The National Alliance on Mental Illness of New York City signed an 18-year sublease with the HIV/AIDs nonprofit Gay Men’s Health Crisis (GMHC) for 14,000 square feet across part of the eighth floor of the 21-story George Comfort & Sons building. Asking rent was $35 per square foot. NAMI-NYC currently leases 4,800 square feet at 505 Eighth Avenue, but Kaplansky said it needed more room because of growing demand for its programs, in part thanks to the pandemic, which has increased rates of depression and anxiety globally.
The nonprofit offers classes, support groups and other resources to 30,000 people affected by a mental illness each year, and the larger space will let the organization resume in-person programming when it moves in the summer. GMHC shrunk its 110,000-square-foot headquarters at the building to let NAMI-NYC take part of the eighth floor, Kaplansky said. The building, between Eighth and Ninth avenues, is also home to digital printing facility Underground Visuals.

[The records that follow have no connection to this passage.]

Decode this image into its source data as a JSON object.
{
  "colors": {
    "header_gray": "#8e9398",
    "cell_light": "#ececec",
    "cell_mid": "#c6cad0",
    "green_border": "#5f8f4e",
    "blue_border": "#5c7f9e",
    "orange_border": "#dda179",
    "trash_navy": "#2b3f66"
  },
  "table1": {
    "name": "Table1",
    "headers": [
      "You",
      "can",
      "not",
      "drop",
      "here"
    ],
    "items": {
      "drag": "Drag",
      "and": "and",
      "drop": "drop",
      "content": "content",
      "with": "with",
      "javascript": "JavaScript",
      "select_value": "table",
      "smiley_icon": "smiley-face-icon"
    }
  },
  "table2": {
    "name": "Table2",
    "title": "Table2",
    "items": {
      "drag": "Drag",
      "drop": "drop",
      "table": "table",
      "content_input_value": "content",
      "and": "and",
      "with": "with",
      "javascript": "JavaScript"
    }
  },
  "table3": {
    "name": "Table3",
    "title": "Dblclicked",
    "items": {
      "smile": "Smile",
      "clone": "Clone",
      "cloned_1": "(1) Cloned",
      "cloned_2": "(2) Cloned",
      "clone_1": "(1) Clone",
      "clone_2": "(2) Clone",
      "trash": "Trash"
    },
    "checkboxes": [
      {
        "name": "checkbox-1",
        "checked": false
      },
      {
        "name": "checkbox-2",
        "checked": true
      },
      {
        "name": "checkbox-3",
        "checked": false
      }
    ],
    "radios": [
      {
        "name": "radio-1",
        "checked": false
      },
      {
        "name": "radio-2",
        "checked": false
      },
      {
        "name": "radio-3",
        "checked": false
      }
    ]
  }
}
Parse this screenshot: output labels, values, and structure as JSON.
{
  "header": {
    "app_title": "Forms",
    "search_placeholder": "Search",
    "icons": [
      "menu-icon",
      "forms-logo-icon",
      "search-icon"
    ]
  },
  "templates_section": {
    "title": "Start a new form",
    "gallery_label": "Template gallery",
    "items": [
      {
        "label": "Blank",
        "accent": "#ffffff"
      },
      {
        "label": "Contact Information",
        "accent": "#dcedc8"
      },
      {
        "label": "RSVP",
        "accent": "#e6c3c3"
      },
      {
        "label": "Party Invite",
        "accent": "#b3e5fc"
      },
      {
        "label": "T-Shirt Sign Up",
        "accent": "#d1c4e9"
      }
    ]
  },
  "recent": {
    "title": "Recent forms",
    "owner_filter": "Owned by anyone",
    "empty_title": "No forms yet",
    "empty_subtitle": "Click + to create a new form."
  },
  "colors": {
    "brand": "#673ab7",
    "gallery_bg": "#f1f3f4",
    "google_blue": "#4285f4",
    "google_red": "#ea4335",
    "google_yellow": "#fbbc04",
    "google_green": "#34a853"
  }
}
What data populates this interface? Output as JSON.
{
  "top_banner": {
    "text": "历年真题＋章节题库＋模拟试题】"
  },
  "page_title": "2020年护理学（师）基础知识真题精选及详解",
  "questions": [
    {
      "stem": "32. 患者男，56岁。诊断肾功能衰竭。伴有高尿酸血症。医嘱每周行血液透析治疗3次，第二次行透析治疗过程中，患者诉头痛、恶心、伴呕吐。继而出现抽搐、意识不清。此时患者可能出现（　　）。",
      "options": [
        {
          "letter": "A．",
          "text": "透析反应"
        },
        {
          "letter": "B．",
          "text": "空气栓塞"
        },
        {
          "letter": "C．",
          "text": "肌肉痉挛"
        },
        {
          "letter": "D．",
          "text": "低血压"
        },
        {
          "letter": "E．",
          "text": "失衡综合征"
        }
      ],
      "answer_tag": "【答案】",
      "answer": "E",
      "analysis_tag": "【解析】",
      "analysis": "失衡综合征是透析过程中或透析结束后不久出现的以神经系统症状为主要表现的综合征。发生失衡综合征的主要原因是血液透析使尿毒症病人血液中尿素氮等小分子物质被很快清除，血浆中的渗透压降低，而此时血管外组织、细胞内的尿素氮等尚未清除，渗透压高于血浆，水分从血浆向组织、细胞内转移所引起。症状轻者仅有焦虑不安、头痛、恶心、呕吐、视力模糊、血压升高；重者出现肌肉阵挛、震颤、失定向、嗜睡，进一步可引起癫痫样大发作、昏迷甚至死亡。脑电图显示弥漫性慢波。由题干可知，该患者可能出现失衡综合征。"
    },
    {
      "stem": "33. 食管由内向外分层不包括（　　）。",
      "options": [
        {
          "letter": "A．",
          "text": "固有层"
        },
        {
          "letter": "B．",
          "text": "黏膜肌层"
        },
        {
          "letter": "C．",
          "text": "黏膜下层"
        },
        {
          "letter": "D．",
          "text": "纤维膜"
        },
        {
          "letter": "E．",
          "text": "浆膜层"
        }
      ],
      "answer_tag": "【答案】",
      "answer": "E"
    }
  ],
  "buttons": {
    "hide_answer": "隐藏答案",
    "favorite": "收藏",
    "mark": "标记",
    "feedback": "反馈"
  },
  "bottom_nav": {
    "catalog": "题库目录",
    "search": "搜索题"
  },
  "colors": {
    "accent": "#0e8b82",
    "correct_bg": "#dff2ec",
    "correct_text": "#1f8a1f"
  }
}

Tiffany & Co. agreed to a 10-year extension for its office at 200 Fifth Avenue, the New York Post reported. The deal extends the lease until 2036 but came with a sizable cut to Tiffany’s footprint at the building. Tiffany has been occupying roughly 400,000 square feet at the office building. Following the lease extension, it will have only 287,000 square feet, lopping off almost a third of its footprint. Terms of the lease weren’t disclosed, although rent on the extension is reportedly in the triple digits, accompanied by “nominal” concessions.
David Levinson and David Berkey represented L&L in-house, while Savills’ Greg Taubin and Matthew Barlow represented Tiffany. Tiffany’s reduction could prove to be an opportunity for the landlord, which recently completed $135 million in capital upgrades. There will soon be more than 57,000 square feet available, the first availability at the building since the upgrades were completed. In 2018, Tiffany announced a major renovation and expansion plan for its flagship store at the Trump Organization’s 6 East 57th Street, next door to Trump Tower.
The $250 million project was expected to wrap up last year but isn’t yet completed. It’s not clear when the project will complete, but the three-story addition at the top of the building is visible.